I AM usually in awe of columnist Robert Macklin’s attention to detail. However, as a great great great nephew of Sir John Forrest, I take issue with his accuracy in “The Gadfly” of September 14. […]
IT’S not yet time to panic, but the end is coming. Not the end of the world, but the end of the year.
If you are anything like me with more family commitments than good sense or time should allow, then the pointy end of the year is fast approaching.
Organisation has never been one of my strong points and I have made progress with the aid of a large wall planner strategically located in our kitchen. But at this stage of the year the next six weeks look like they have been scribbled over by a mouse with Tourette syndrome because the human hand is not meant to write that small but you have to fit so much into what appear to be ever-shrinking text boxes.
Yep, the family calendar is absolutely packed. Final-term school assignments have mounted up with rapidly closing deadlines. At the same time our normal routines are falling apart, disrupted by end-of-year concerts, birthday parties, pre-pre-Christmas parties, final-term school fetes and sporting events that overload every weekend.
I am never ready for this time of year. Despite trying my best to get organised early, it always hits me like a tsunami and I end up tired and wrecked.
This year is obviously heading that way. Soon there’ll be frantic Christmas shopping, presents, cards, a turkey and everything else.
It’s really with a sense of dread that I anticipate doing battle with throngs of people increasingly desperate as they try to find that perfect gift, long queues in every shop, sore feet, a depleted wallet, and fraught negotiations. Yes, that train is coming down the tunnel fast.
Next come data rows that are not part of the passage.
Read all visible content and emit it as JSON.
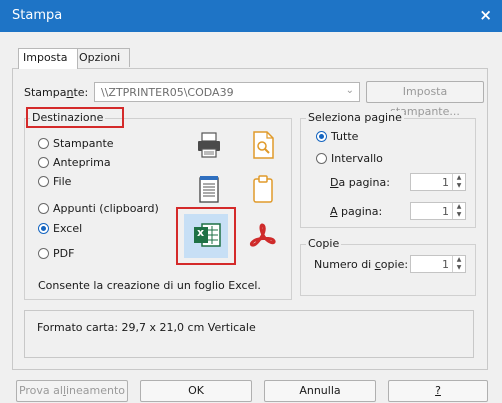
{
  "window": {
    "title": "Stampa",
    "close_symbol": "×"
  },
  "tabs": [
    {
      "label": "Imposta"
    },
    {
      "label": "Opzioni"
    }
  ],
  "printer": {
    "label_pre": "Stampa",
    "label_ul": "n",
    "label_post": "te:",
    "value": "\\\\ZTPRINTER05\\CODA39",
    "settings_button": "Imposta stampante..."
  },
  "destination": {
    "title": "Destinazione",
    "options": [
      {
        "label": "Stampante",
        "checked": false
      },
      {
        "label": "Anteprima",
        "checked": false
      },
      {
        "label": "File",
        "checked": false
      },
      {
        "label": "Appunti (clipboard)",
        "checked": false
      },
      {
        "label": "Excel",
        "checked": true
      },
      {
        "label": "PDF",
        "checked": false
      }
    ],
    "description": "Consente la creazione di un foglio Excel.",
    "icons": [
      "printer-icon",
      "preview-icon",
      "file-icon",
      "clipboard-icon",
      "excel-icon",
      "pdf-icon"
    ],
    "excel_icon_text": "x"
  },
  "pages": {
    "title": "Seleziona pagine",
    "all_label": "Tutte",
    "range_label": "Intervallo",
    "from_label_ul": "D",
    "from_label_rest": "a pagina:",
    "from_value": "1",
    "to_label_ul": "A",
    "to_label_rest": " pagina:",
    "to_value": "1"
  },
  "copies": {
    "title": "Copie",
    "label_pre": "Numero di ",
    "label_ul": "c",
    "label_post": "opie:",
    "value": "1"
  },
  "paper_format": "Formato carta: 29,7 x 21,0 cm Verticale",
  "buttons": {
    "align_pre": "Prova al",
    "align_ul": "l",
    "align_post": "ineamento",
    "ok": "OK",
    "cancel": "Annulla",
    "help": "?"
  },
  "colors": {
    "titlebar": "#1e74c6",
    "highlight": "#d42a2a",
    "excel_green": "#1e7145",
    "pdf_red": "#cf2b2b"
  }
}
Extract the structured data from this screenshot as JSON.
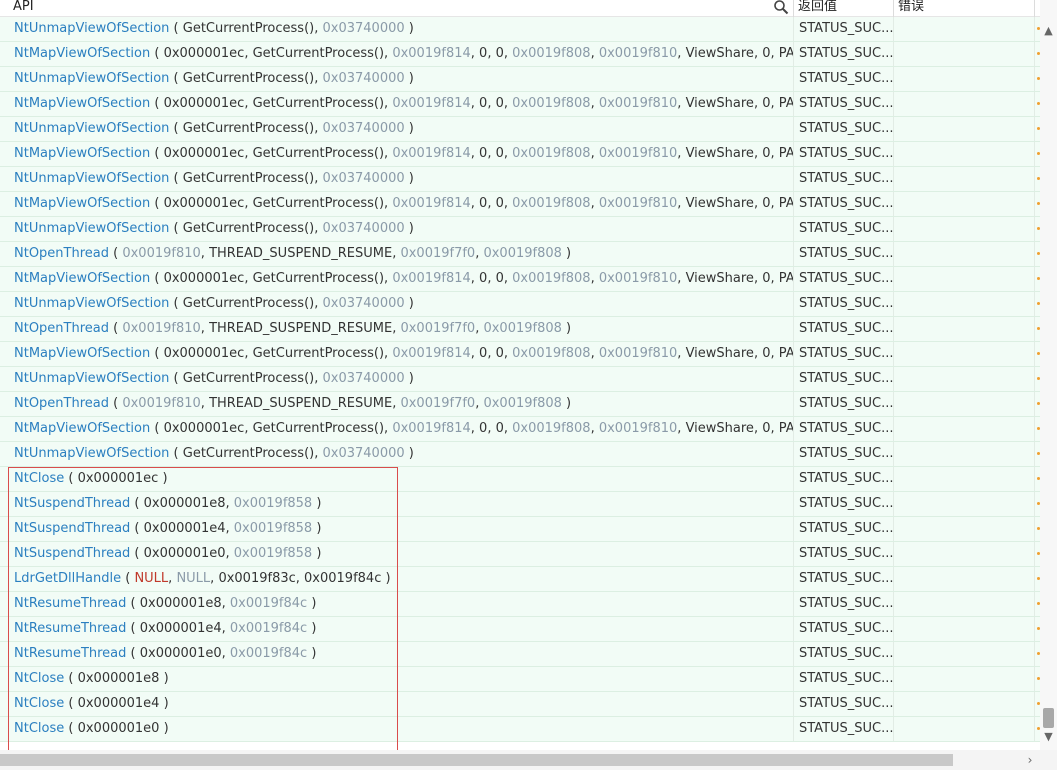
{
  "header": {
    "api_label": "API",
    "return_label": "返回值",
    "error_label": "错误",
    "more_label": "⋮",
    "search_icon": "search-icon"
  },
  "colors": {
    "function": "#2b7fc0",
    "address": "#8a9aa8",
    "null_first": "#c0392b",
    "row_bg": "#f2fcf6",
    "highlight": "#d94c4c"
  },
  "rows": [
    {
      "fn": "NtUnmapViewOfSection",
      "args": [
        {
          "t": "GetCurrentProcess()",
          "k": "plain"
        },
        {
          "t": "0x03740000",
          "k": "addr"
        }
      ],
      "ret": "STATUS_SUC..."
    },
    {
      "fn": "NtMapViewOfSection",
      "args": [
        {
          "t": "0x000001ec",
          "k": "plain"
        },
        {
          "t": "GetCurrentProcess()",
          "k": "plain"
        },
        {
          "t": "0x0019f814",
          "k": "addr"
        },
        {
          "t": "0",
          "k": "plain"
        },
        {
          "t": "0",
          "k": "plain"
        },
        {
          "t": "0x0019f808",
          "k": "addr"
        },
        {
          "t": "0x0019f810",
          "k": "addr"
        },
        {
          "t": "ViewShare",
          "k": "plain"
        },
        {
          "t": "0",
          "k": "plain"
        },
        {
          "t": "PAGE_R...",
          "k": "plain"
        }
      ],
      "ret": "STATUS_SUC...",
      "nocl": true
    },
    {
      "fn": "NtUnmapViewOfSection",
      "args": [
        {
          "t": "GetCurrentProcess()",
          "k": "plain"
        },
        {
          "t": "0x03740000",
          "k": "addr"
        }
      ],
      "ret": "STATUS_SUC..."
    },
    {
      "fn": "NtMapViewOfSection",
      "args": [
        {
          "t": "0x000001ec",
          "k": "plain"
        },
        {
          "t": "GetCurrentProcess()",
          "k": "plain"
        },
        {
          "t": "0x0019f814",
          "k": "addr"
        },
        {
          "t": "0",
          "k": "plain"
        },
        {
          "t": "0",
          "k": "plain"
        },
        {
          "t": "0x0019f808",
          "k": "addr"
        },
        {
          "t": "0x0019f810",
          "k": "addr"
        },
        {
          "t": "ViewShare",
          "k": "plain"
        },
        {
          "t": "0",
          "k": "plain"
        },
        {
          "t": "PAGE_R...",
          "k": "plain"
        }
      ],
      "ret": "STATUS_SUC...",
      "nocl": true
    },
    {
      "fn": "NtUnmapViewOfSection",
      "args": [
        {
          "t": "GetCurrentProcess()",
          "k": "plain"
        },
        {
          "t": "0x03740000",
          "k": "addr"
        }
      ],
      "ret": "STATUS_SUC..."
    },
    {
      "fn": "NtMapViewOfSection",
      "args": [
        {
          "t": "0x000001ec",
          "k": "plain"
        },
        {
          "t": "GetCurrentProcess()",
          "k": "plain"
        },
        {
          "t": "0x0019f814",
          "k": "addr"
        },
        {
          "t": "0",
          "k": "plain"
        },
        {
          "t": "0",
          "k": "plain"
        },
        {
          "t": "0x0019f808",
          "k": "addr"
        },
        {
          "t": "0x0019f810",
          "k": "addr"
        },
        {
          "t": "ViewShare",
          "k": "plain"
        },
        {
          "t": "0",
          "k": "plain"
        },
        {
          "t": "PAGE_R...",
          "k": "plain"
        }
      ],
      "ret": "STATUS_SUC...",
      "nocl": true
    },
    {
      "fn": "NtUnmapViewOfSection",
      "args": [
        {
          "t": "GetCurrentProcess()",
          "k": "plain"
        },
        {
          "t": "0x03740000",
          "k": "addr"
        }
      ],
      "ret": "STATUS_SUC..."
    },
    {
      "fn": "NtMapViewOfSection",
      "args": [
        {
          "t": "0x000001ec",
          "k": "plain"
        },
        {
          "t": "GetCurrentProcess()",
          "k": "plain"
        },
        {
          "t": "0x0019f814",
          "k": "addr"
        },
        {
          "t": "0",
          "k": "plain"
        },
        {
          "t": "0",
          "k": "plain"
        },
        {
          "t": "0x0019f808",
          "k": "addr"
        },
        {
          "t": "0x0019f810",
          "k": "addr"
        },
        {
          "t": "ViewShare",
          "k": "plain"
        },
        {
          "t": "0",
          "k": "plain"
        },
        {
          "t": "PAGE_R...",
          "k": "plain"
        }
      ],
      "ret": "STATUS_SUC...",
      "nocl": true
    },
    {
      "fn": "NtUnmapViewOfSection",
      "args": [
        {
          "t": "GetCurrentProcess()",
          "k": "plain"
        },
        {
          "t": "0x03740000",
          "k": "addr"
        }
      ],
      "ret": "STATUS_SUC..."
    },
    {
      "fn": "NtOpenThread",
      "args": [
        {
          "t": "0x0019f810",
          "k": "addr"
        },
        {
          "t": "THREAD_SUSPEND_RESUME",
          "k": "plain"
        },
        {
          "t": "0x0019f7f0",
          "k": "addr"
        },
        {
          "t": "0x0019f808",
          "k": "addr"
        }
      ],
      "ret": "STATUS_SUC..."
    },
    {
      "fn": "NtMapViewOfSection",
      "args": [
        {
          "t": "0x000001ec",
          "k": "plain"
        },
        {
          "t": "GetCurrentProcess()",
          "k": "plain"
        },
        {
          "t": "0x0019f814",
          "k": "addr"
        },
        {
          "t": "0",
          "k": "plain"
        },
        {
          "t": "0",
          "k": "plain"
        },
        {
          "t": "0x0019f808",
          "k": "addr"
        },
        {
          "t": "0x0019f810",
          "k": "addr"
        },
        {
          "t": "ViewShare",
          "k": "plain"
        },
        {
          "t": "0",
          "k": "plain"
        },
        {
          "t": "PAGE_R...",
          "k": "plain"
        }
      ],
      "ret": "STATUS_SUC...",
      "nocl": true
    },
    {
      "fn": "NtUnmapViewOfSection",
      "args": [
        {
          "t": "GetCurrentProcess()",
          "k": "plain"
        },
        {
          "t": "0x03740000",
          "k": "addr"
        }
      ],
      "ret": "STATUS_SUC..."
    },
    {
      "fn": "NtOpenThread",
      "args": [
        {
          "t": "0x0019f810",
          "k": "addr"
        },
        {
          "t": "THREAD_SUSPEND_RESUME",
          "k": "plain"
        },
        {
          "t": "0x0019f7f0",
          "k": "addr"
        },
        {
          "t": "0x0019f808",
          "k": "addr"
        }
      ],
      "ret": "STATUS_SUC..."
    },
    {
      "fn": "NtMapViewOfSection",
      "args": [
        {
          "t": "0x000001ec",
          "k": "plain"
        },
        {
          "t": "GetCurrentProcess()",
          "k": "plain"
        },
        {
          "t": "0x0019f814",
          "k": "addr"
        },
        {
          "t": "0",
          "k": "plain"
        },
        {
          "t": "0",
          "k": "plain"
        },
        {
          "t": "0x0019f808",
          "k": "addr"
        },
        {
          "t": "0x0019f810",
          "k": "addr"
        },
        {
          "t": "ViewShare",
          "k": "plain"
        },
        {
          "t": "0",
          "k": "plain"
        },
        {
          "t": "PAGE_R...",
          "k": "plain"
        }
      ],
      "ret": "STATUS_SUC...",
      "nocl": true
    },
    {
      "fn": "NtUnmapViewOfSection",
      "args": [
        {
          "t": "GetCurrentProcess()",
          "k": "plain"
        },
        {
          "t": "0x03740000",
          "k": "addr"
        }
      ],
      "ret": "STATUS_SUC..."
    },
    {
      "fn": "NtOpenThread",
      "args": [
        {
          "t": "0x0019f810",
          "k": "addr"
        },
        {
          "t": "THREAD_SUSPEND_RESUME",
          "k": "plain"
        },
        {
          "t": "0x0019f7f0",
          "k": "addr"
        },
        {
          "t": "0x0019f808",
          "k": "addr"
        }
      ],
      "ret": "STATUS_SUC..."
    },
    {
      "fn": "NtMapViewOfSection",
      "args": [
        {
          "t": "0x000001ec",
          "k": "plain"
        },
        {
          "t": "GetCurrentProcess()",
          "k": "plain"
        },
        {
          "t": "0x0019f814",
          "k": "addr"
        },
        {
          "t": "0",
          "k": "plain"
        },
        {
          "t": "0",
          "k": "plain"
        },
        {
          "t": "0x0019f808",
          "k": "addr"
        },
        {
          "t": "0x0019f810",
          "k": "addr"
        },
        {
          "t": "ViewShare",
          "k": "plain"
        },
        {
          "t": "0",
          "k": "plain"
        },
        {
          "t": "PAGE_R...",
          "k": "plain"
        }
      ],
      "ret": "STATUS_SUC...",
      "nocl": true
    },
    {
      "fn": "NtUnmapViewOfSection",
      "args": [
        {
          "t": "GetCurrentProcess()",
          "k": "plain"
        },
        {
          "t": "0x03740000",
          "k": "addr"
        }
      ],
      "ret": "STATUS_SUC..."
    },
    {
      "fn": "NtClose",
      "args": [
        {
          "t": "0x000001ec",
          "k": "plain"
        }
      ],
      "ret": "STATUS_SUC..."
    },
    {
      "fn": "NtSuspendThread",
      "args": [
        {
          "t": "0x000001e8",
          "k": "plain"
        },
        {
          "t": "0x0019f858",
          "k": "addr"
        }
      ],
      "ret": "STATUS_SUC..."
    },
    {
      "fn": "NtSuspendThread",
      "args": [
        {
          "t": "0x000001e4",
          "k": "plain"
        },
        {
          "t": "0x0019f858",
          "k": "addr"
        }
      ],
      "ret": "STATUS_SUC..."
    },
    {
      "fn": "NtSuspendThread",
      "args": [
        {
          "t": "0x000001e0",
          "k": "plain"
        },
        {
          "t": "0x0019f858",
          "k": "addr"
        }
      ],
      "ret": "STATUS_SUC..."
    },
    {
      "fn": "LdrGetDllHandle",
      "args": [
        {
          "t": "NULL",
          "k": "null"
        },
        {
          "t": "NULL",
          "k": "null2"
        },
        {
          "t": "0x0019f83c",
          "k": "plain"
        },
        {
          "t": "0x0019f84c",
          "k": "plain"
        }
      ],
      "ret": "STATUS_SUC..."
    },
    {
      "fn": "NtResumeThread",
      "args": [
        {
          "t": "0x000001e8",
          "k": "plain"
        },
        {
          "t": "0x0019f84c",
          "k": "addr"
        }
      ],
      "ret": "STATUS_SUC..."
    },
    {
      "fn": "NtResumeThread",
      "args": [
        {
          "t": "0x000001e4",
          "k": "plain"
        },
        {
          "t": "0x0019f84c",
          "k": "addr"
        }
      ],
      "ret": "STATUS_SUC..."
    },
    {
      "fn": "NtResumeThread",
      "args": [
        {
          "t": "0x000001e0",
          "k": "plain"
        },
        {
          "t": "0x0019f84c",
          "k": "addr"
        }
      ],
      "ret": "STATUS_SUC..."
    },
    {
      "fn": "NtClose",
      "args": [
        {
          "t": "0x000001e8",
          "k": "plain"
        }
      ],
      "ret": "STATUS_SUC..."
    },
    {
      "fn": "NtClose",
      "args": [
        {
          "t": "0x000001e4",
          "k": "plain"
        }
      ],
      "ret": "STATUS_SUC..."
    },
    {
      "fn": "NtClose",
      "args": [
        {
          "t": "0x000001e0",
          "k": "plain"
        }
      ],
      "ret": "STATUS_SUC..."
    }
  ],
  "scrollbars": {
    "up_arrow": "▲",
    "down_arrow": "▼",
    "right_arrow": "›"
  }
}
I wish I had words of wisdom or at least felt confident enough in my own abilities to survive the approaching maelstrom to offer some advice, but well, nothing much works for me apart from a good wall calendar, making use of the internet for Christmas shopping and delegating as many tasks as possible. After all, Santa has elves.
And the other thing to remember is that the pre-Christmas, end-of-year chaos does always run its course. Bring on Boxing Day, I say. A day of doing very little apart from snacking on leftovers and watching the start of the Sydney-Hobart yacht race on the telly. Best day of the year! If only one could hit the fast forward button to get there.